In mathematics, RiemannHilbert problems are a class of problems that arise, inter alia, in the study of differential equations in the complex plane. Several existence theorems for RiemannHilbert problems have been produced by Krein, Gohberg and others (see the book by Clancey and Gohberg (1981)). Additional recommended knowledgeFormulationGiven an oriented "contour" Σ (meaning an oriented union of smooth curves in the complex plane), we distinguish between the + and  sides using the convention that + is to the left and  is to the right. A RiemannHilbert factorization problem is the following. Given a matrix function V defined on the contour Σ, to find a holomorphic matrix function M defined on the complement of Σ, such that two conditions be satisfied:
In the simplest case V is smooth and integrable. In more complicated cases it could have singularities. The limits M_{+} and M_{} could be classical and continuous or they could be taken in the L_{2} sense. ApplicationsRiemannHilbert problems have applications to several related classes of problems. A. Integrable models. The inverse scattering or inverse spectral problem associated to the Cauchy problem for 1+1 dimensional partial differential equations on the line, periodic problems, or even initialboundary value problems, can be stated as RiemannHilbert problems. B. Orthogonal polynomials, Random matrices. Given a weight on a contour, the corresponding orthogonal polynomials can be computed via the solution of a RiemannHilbert factorization problem. Furthermore, the distribution of eigenvalues of random matrices in several ensembles is reduced to computations involving orthogonal polynomials (see for example Deift (1999)). C. Combinatorial probability. The most celebrated example is the theorem of Baik, Deift and Johansson on the distribution of the length of the longest increasing subsequence of a random permutation. In particular, RiemannHilbert factorization problems are used to extract asymptotics for the three problems above (say, as time goes to infinity, or as the dispersion coefficient goes to zero, or as the polynomial degree goes to infinity, or as the size of the permutation goes to infinity). There exists a method for extracting the asymptotic behavior of solutions of RiemannHilbert problems, analogous to the method of stationary phase and the method of steepest descent applicable to exponential integrals. By analogy with the classical asymptotic methods, one "deforms" RiemannHilbert problems which are not explicitly solvable to problems that are. The socalled "nonlinear" method of stationary phase is due to Deift and Zhou (1993), expanding on a previous idea by Alexander Its (1982). An essential extension of the nonlinear method of stationary phase has been the introduction of the socalled gfunction transformation by Deift, Venakides, Zhou in 1997, inspired by previous results of Lax and Levermore, and has been crucial in most applications. Perhaps the most sophisticated extension of the theory so far is the one applied to the "non selfadjoint" case, i.e. when the underlying Lax operator (the first component of the Lax pair) is not selfadjoint, by Kamvissis, McLaughlin, Miller (2003). In that case, actual "steepest descent contours" are defined and computed. References

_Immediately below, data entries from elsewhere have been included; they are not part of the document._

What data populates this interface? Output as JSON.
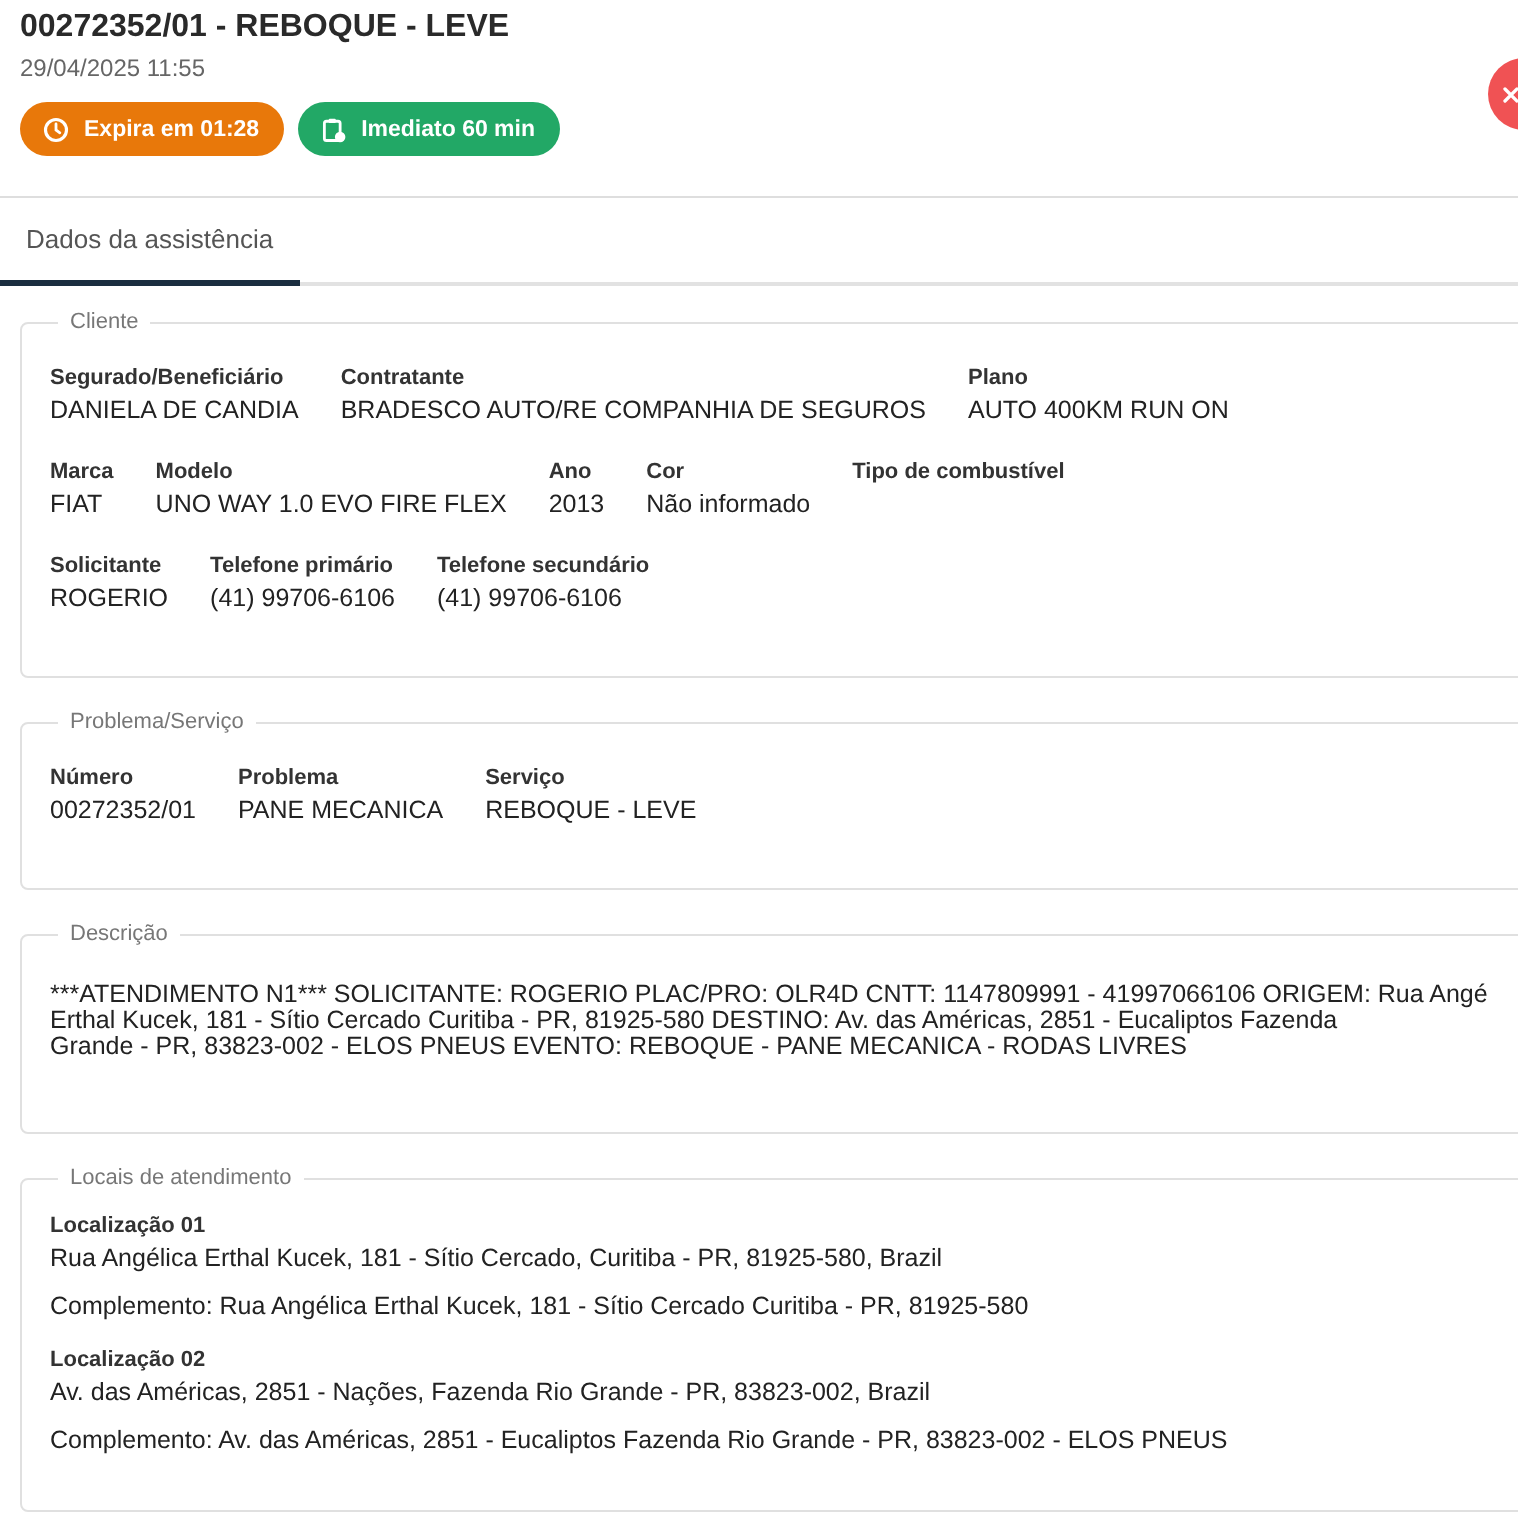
{
  "header": {
    "title": "00272352/01 - REBOQUE - LEVE",
    "datetime": "29/04/2025 11:55",
    "badges": [
      {
        "kind": "timer",
        "label": "Expira em 01:28",
        "color": "#e8780a"
      },
      {
        "kind": "schedule",
        "label": "Imediato 60 min",
        "color": "#22a866"
      }
    ]
  },
  "tabs": [
    {
      "label": "Dados da assistência",
      "selected": true
    }
  ],
  "sections": [
    {
      "kind": "fields",
      "title": "Cliente",
      "rows": [
        [
          {
            "label": "Segurado/Beneficiário",
            "value": "DANIELA DE CANDIA"
          },
          {
            "label": "Contratante",
            "value": "BRADESCO AUTO/RE COMPANHIA DE SEGUROS"
          },
          {
            "label": "Plano",
            "value": "AUTO 400KM RUN ON"
          }
        ],
        [
          {
            "label": "Marca",
            "value": "FIAT"
          },
          {
            "label": "Modelo",
            "value": "UNO WAY 1.0 EVO FIRE FLEX"
          },
          {
            "label": "Ano",
            "value": "2013"
          },
          {
            "label": "Cor",
            "value": "Não informado"
          },
          {
            "label": "Tipo de combustível"
          }
        ],
        [
          {
            "label": "Solicitante",
            "value": "ROGERIO"
          },
          {
            "label": "Telefone primário",
            "value": "(41) 99706-6106"
          },
          {
            "label": "Telefone secundário",
            "value": "(41) 99706-6106"
          }
        ]
      ]
    },
    {
      "kind": "fields",
      "title": "Problema/Serviço",
      "rows": [
        [
          {
            "label": "Número",
            "value": "00272352/01"
          },
          {
            "label": "Problema",
            "value": "PANE MECANICA"
          },
          {
            "label": "Serviço",
            "value": "REBOQUE - LEVE"
          }
        ]
      ]
    },
    {
      "kind": "text",
      "title": "Descrição",
      "lines": [
        "***ATENDIMENTO N1*** SOLICITANTE: ROGERIO PLAC/PRO: OLR4D CNTT: 1147809991 - 41997066106 ORIGEM: Rua Angé",
        "Erthal Kucek, 181 - Sítio Cercado Curitiba - PR, 81925-580 DESTINO: Av. das Américas, 2851 - Eucaliptos Fazenda",
        "Grande - PR, 83823-002 - ELOS PNEUS EVENTO: REBOQUE - PANE MECANICA - RODAS LIVRES"
      ]
    },
    {
      "kind": "locations",
      "title": "Locais de atendimento",
      "locations": [
        {
          "label": "Localização 01",
          "address": "Rua Angélica Erthal Kucek, 181 - Sítio Cercado, Curitiba - PR, 81925-580, Brazil",
          "complement": "Complemento: Rua Angélica Erthal Kucek, 181 - Sítio Cercado Curitiba - PR, 81925-580"
        },
        {
          "label": "Localização 02",
          "address": "Av. das Américas, 2851 - Nações, Fazenda Rio Grande - PR, 83823-002, Brazil",
          "complement": "Complemento: Av. das Américas, 2851 - Eucaliptos Fazenda Rio Grande - PR, 83823-002 - ELOS PNEUS"
        }
      ]
    }
  ]
}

This article is licensed under the GNU Free Documentation License. It uses material from the Wikipedia article "RiemannHilbert". A list of authors is available in Wikipedia.